The control of the display was centred at the stadium, in one of the marquee tent structures on the roof. Three FireOne XL4 control panels were used to fire each of the three separate locations on the roof, truss, gantry and lighting paddles, with a backup for each. Time code was sent from the main show control in the stadium which would keep the panels in synchronisation with the music and with each other. The FSK time code was broadcast and received at the satellite locations around the park including the Orbit and the control for the barges and the tow path positions. An extensive comms network was in place to provide voice communication with each location and our spotters who could report back with any potential debris issues as the display fired.
As we approached the opening ceremony the crew was 50 strong working tirelessly to deliver what was to be the greatest challenge, running 15 kilometers of data cable, connecting and wiring 12,000 igniters which would ignite 20,000 fireworks which would be launched from in excess of 350 firing positions around the park. One of the few benefits the Olympic Ceremonies offer is the opportunity to conduct two rehearsals, this is normally unheard of from a firework point of view due to the prohibitive cost and time required to reload. In order to provide fireworks for the rehearsals we rigged additional positions from all locations around the park. The rehearsals would provide two main opportunities to test the firing system and ensure the fire files were accurate and the time code correctly sequenced, but secondly it would give the broadcasters the opportunity to see where the fireworks were positioned and the different camera angles required to capture the display as it unfolds.

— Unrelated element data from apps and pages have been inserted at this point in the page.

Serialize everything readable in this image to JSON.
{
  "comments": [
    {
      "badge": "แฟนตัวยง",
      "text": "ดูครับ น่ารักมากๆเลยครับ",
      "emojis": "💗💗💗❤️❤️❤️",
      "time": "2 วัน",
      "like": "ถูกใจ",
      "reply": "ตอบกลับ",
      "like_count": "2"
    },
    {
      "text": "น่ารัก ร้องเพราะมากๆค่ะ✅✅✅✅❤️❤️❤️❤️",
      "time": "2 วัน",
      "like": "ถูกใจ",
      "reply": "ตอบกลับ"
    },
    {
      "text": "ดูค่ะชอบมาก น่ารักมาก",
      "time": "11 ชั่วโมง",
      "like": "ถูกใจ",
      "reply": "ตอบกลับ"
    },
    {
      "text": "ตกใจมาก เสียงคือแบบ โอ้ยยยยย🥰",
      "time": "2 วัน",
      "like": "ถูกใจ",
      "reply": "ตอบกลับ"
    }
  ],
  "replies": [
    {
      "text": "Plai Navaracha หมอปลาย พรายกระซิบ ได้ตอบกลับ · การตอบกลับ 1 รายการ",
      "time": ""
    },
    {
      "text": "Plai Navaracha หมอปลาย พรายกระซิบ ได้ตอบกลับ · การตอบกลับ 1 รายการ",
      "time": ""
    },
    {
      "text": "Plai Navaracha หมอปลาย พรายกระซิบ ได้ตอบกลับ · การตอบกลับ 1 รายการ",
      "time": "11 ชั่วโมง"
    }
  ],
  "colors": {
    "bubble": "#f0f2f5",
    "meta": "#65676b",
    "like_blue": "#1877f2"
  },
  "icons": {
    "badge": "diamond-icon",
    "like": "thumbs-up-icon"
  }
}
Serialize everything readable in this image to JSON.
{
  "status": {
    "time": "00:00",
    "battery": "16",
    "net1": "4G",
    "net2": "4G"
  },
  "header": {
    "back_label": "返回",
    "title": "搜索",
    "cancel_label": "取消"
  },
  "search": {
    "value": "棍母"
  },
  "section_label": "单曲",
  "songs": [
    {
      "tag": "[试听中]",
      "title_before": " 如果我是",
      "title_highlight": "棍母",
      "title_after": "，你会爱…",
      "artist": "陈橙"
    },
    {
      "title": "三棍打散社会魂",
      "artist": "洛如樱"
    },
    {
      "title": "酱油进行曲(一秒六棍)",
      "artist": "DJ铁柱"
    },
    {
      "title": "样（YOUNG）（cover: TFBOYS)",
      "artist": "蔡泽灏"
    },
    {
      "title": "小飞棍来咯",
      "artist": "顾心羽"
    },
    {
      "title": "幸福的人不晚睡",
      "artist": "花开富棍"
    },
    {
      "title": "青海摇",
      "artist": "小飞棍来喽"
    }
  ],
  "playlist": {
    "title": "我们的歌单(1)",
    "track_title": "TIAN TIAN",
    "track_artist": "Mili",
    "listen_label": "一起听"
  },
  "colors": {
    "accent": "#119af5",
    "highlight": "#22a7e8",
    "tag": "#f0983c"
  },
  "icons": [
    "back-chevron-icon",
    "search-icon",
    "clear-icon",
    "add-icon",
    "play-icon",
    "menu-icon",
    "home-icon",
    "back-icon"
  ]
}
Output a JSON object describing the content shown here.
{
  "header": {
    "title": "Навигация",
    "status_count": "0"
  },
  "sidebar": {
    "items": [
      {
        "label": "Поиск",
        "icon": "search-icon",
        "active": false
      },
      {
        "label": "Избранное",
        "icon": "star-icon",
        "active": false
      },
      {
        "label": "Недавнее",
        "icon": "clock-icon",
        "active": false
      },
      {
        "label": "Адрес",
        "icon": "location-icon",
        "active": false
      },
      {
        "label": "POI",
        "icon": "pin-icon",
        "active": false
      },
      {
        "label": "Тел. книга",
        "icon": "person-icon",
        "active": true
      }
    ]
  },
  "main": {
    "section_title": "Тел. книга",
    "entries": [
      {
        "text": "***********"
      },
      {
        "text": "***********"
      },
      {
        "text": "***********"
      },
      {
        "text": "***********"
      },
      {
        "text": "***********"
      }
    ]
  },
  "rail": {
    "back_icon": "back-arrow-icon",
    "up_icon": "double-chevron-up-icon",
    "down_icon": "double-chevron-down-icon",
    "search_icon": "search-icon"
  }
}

It is very simple to describe how I felt as we approached the day of the opening ceremony, fear of the unknown and anxiety born from any number of eventualities which could occur that would lead to a technical problem, even with meticulous planning there are so many external factors which can cause problems, electromagnetic or RF interference with the data cable and comms to the modules, or unfavourable weather conditions, with a potential worldwide audience of 2 billion, the pressure is immense, added to that the extremely tight time constraints, the nerves certainly took a bashing. Now that 8 years have passed, the memories of the July to September 2012 lives on, it was an incredibly rewarding time which offered immense pride to all our hard working team who delivered the best summer games and achieved what we thought would be impossible, eclipse Beijing.